Nearly 700 GPs have sought early retirement due to ill health since since 2010, the Government has said.
Responding to a parliamentary question from the Labour Party, health minister Steve Brine revealed that 5,437 GPs retired before the age of 60 between 2009/10 and 2016/17.
Of these, 4,753 took voluntary retirement, while 684 retired due to ill health.
Shadow health secretary Jonathan Ashworth, who posed the written question, used the Pulse Live conference last week to announce Labour plans to boost GP funding, should the party come into power.
He announced a £500m infrastructure fund dedicated to primary care as part of a proposal to spend £5bn a year on the NHS, via a tax rise for the top 5% of earners.
He pledged that general practice would see a rising proportion of the NHS budget – a promise the current Government has yet to achieve.
He acknowledged the ‘intolerable pressures’ that GPs are under, adding that a Labour government would ‘honour the commitment’ to recruit an extra 5,000 GPs – which he pointed out the Government is ‘far from being on track’ to achieve – looking at how it ‘can make general practice more attractive to medical students’.
In a Pulse survey of more than 800 GPs last year, almost half said their ability to care for patients had been affected by the stress of general practice.
It further found one in 10 GPs had taken time off work in the past 12 months because of stress or burnout, while a further 22% feared they would have to do so within the next year.

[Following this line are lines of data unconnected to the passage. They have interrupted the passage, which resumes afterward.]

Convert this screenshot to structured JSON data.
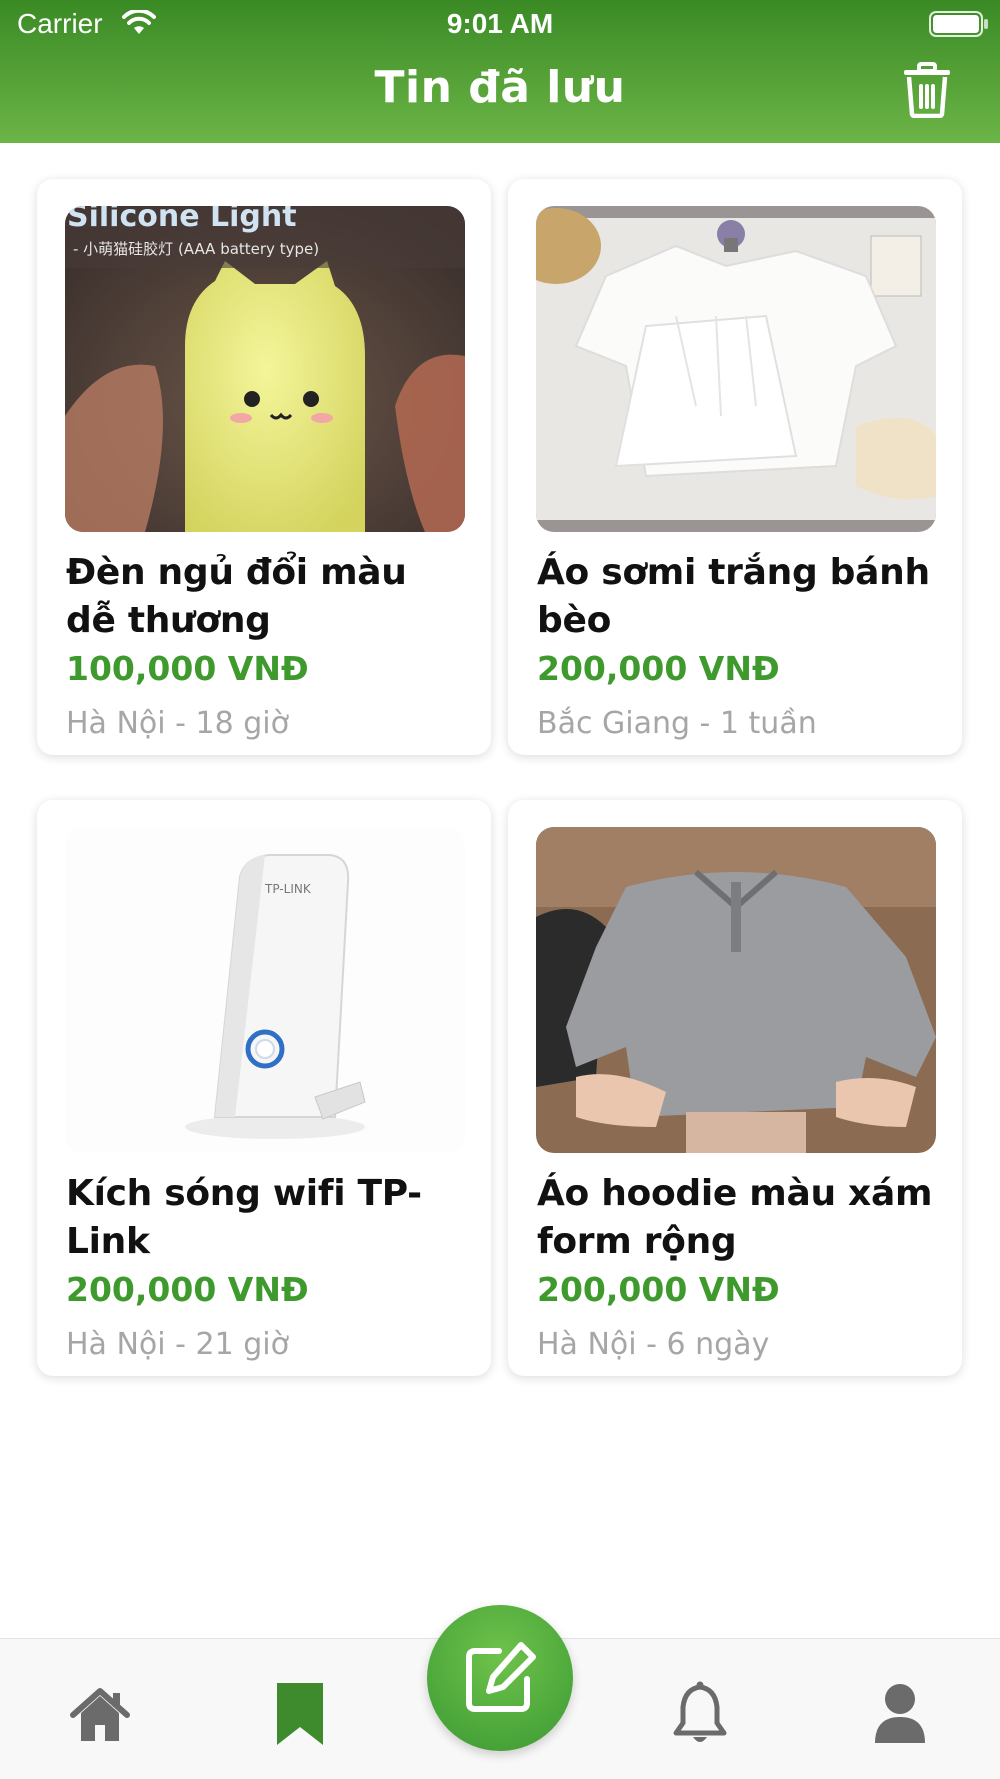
{
  "status_bar": {
    "carrier": "Carrier",
    "time": "9:01 AM"
  },
  "header": {
    "title": "Tin đã lưu",
    "action_icon": "trash-icon"
  },
  "colors": {
    "header_green": "#4c9a30",
    "price_green": "#3f9a2d",
    "tab_active": "#3d8b2c",
    "tab_inactive": "#6b6b6b"
  },
  "items": [
    {
      "title": "Đèn ngủ đổi màu dễ thương",
      "price": "100,000 VNĐ",
      "meta": "Hà Nội - 18 giờ",
      "image_text": "Silicone Light",
      "image_subtext": "- 小萌猫硅胶灯 (AAA battery type)"
    },
    {
      "title": "Áo sơmi trắng bánh bèo",
      "price": "200,000 VNĐ",
      "meta": "Bắc Giang - 1 tuần"
    },
    {
      "title": "Kích sóng wifi TP-Link",
      "price": "200,000 VNĐ",
      "meta": "Hà Nội - 21 giờ",
      "image_text": "TP-LINK"
    },
    {
      "title": "Áo hoodie màu xám form rộng",
      "price": "200,000 VNĐ",
      "meta": "Hà Nội - 6 ngày"
    }
  ],
  "tabs": [
    {
      "icon": "home-icon"
    },
    {
      "icon": "bookmark-icon",
      "active": true
    },
    {
      "icon": "edit-icon"
    },
    {
      "icon": "bell-icon"
    },
    {
      "icon": "user-icon"
    }
  ]
}
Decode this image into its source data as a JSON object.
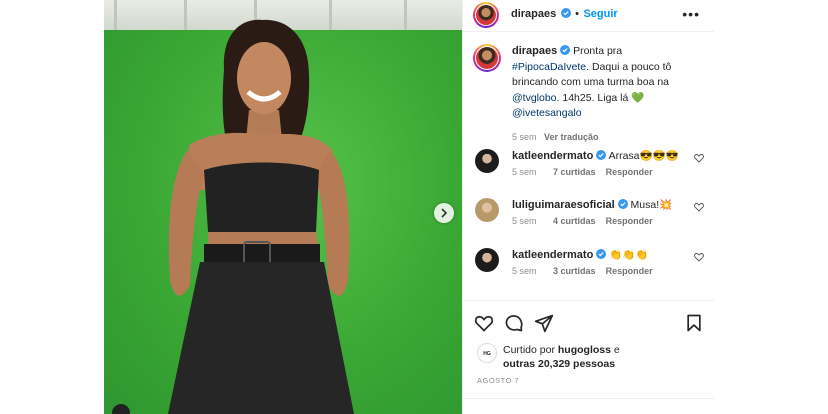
{
  "post": {
    "username": "dirapaes",
    "follow_label": "Seguir",
    "more_label": "•••",
    "caption": {
      "author": "dirapaes",
      "text_1": "Pronta pra",
      "hashtag": "#PipocaDaIvete",
      "text_2": ". Daqui a pouco tô brincando com uma turma boa na",
      "mention_1": "@tvglobo",
      "text_3": ". 14h25. Liga lá 💚",
      "mention_2": "@ivetesangalo",
      "time": "5 sem",
      "translate_label": "Ver tradução"
    },
    "comments": [
      {
        "author": "katleendermato",
        "text": "Arrasa😎😎😎",
        "time": "5 sem",
        "likes": "7 curtidas",
        "reply": "Responder"
      },
      {
        "author": "luliguimaraesoficial",
        "text": "Musa!💥",
        "time": "5 sem",
        "likes": "4 curtidas",
        "reply": "Responder"
      },
      {
        "author": "katleendermato",
        "text": "👏👏👏",
        "time": "5 sem",
        "likes": "3 curtidas",
        "reply": "Responder"
      }
    ],
    "likes": {
      "prefix": "Curtido por",
      "user": "hugogloss",
      "connector": "e",
      "others": "outras 20,329 pessoas"
    },
    "date": "AGOSTO 7"
  },
  "colors": {
    "accent": "#0095f6",
    "link": "#00376b",
    "green_screen": "#3fae3a",
    "verified": "#3897f0"
  },
  "icons": [
    "verified-icon",
    "more-options-icon",
    "chevron-right-icon",
    "heart-icon",
    "comment-icon",
    "share-icon",
    "bookmark-icon"
  ]
}
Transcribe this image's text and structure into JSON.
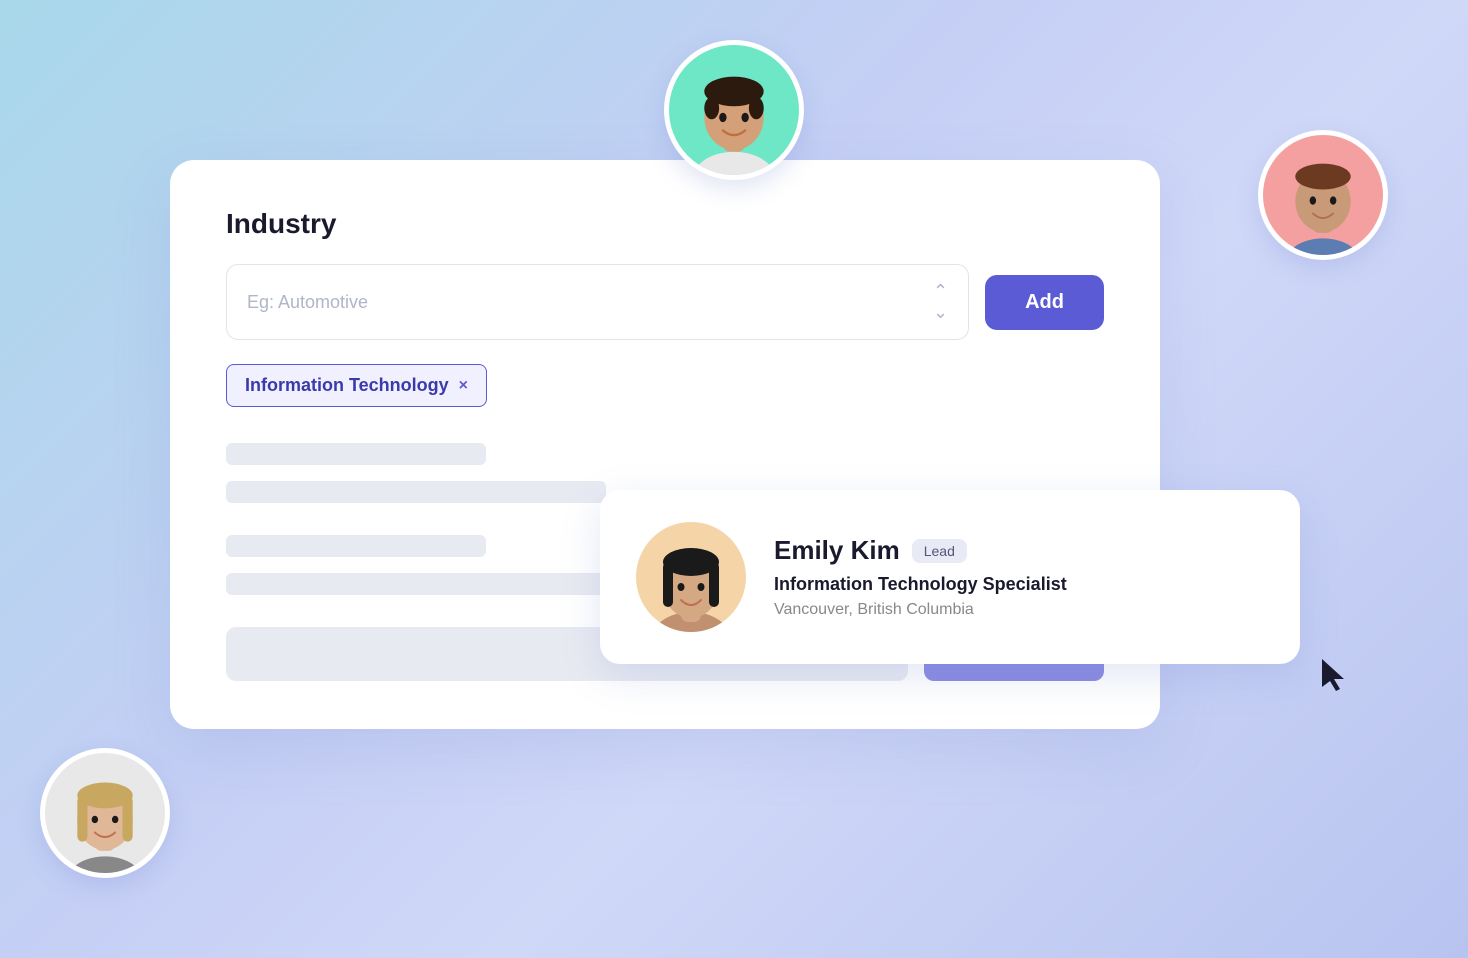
{
  "page": {
    "background": "gradient-blue-purple"
  },
  "main_card": {
    "industry_label": "Industry",
    "input_placeholder": "Eg: Automotive",
    "add_button_label": "Add",
    "selected_tag": "Information Technology",
    "tag_close_label": "×"
  },
  "profile_card": {
    "name": "Emily Kim",
    "badge": "Lead",
    "title": "Information Technology Specialist",
    "location": "Vancouver, British Columbia"
  },
  "avatars": {
    "top_center_bg": "#6ee7c7",
    "top_right_bg": "#f4a0a0",
    "bottom_left_bg": "#e8e8e8",
    "profile_bg": "#f5d5a8"
  }
}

Data in full
|Year||GPs retired before age 60 in each year total||GPs who took Voluntary Retirement||GPs who took Ill Health Retirement|
*Some ill health pension applications are still under consideration by the NHSBSA.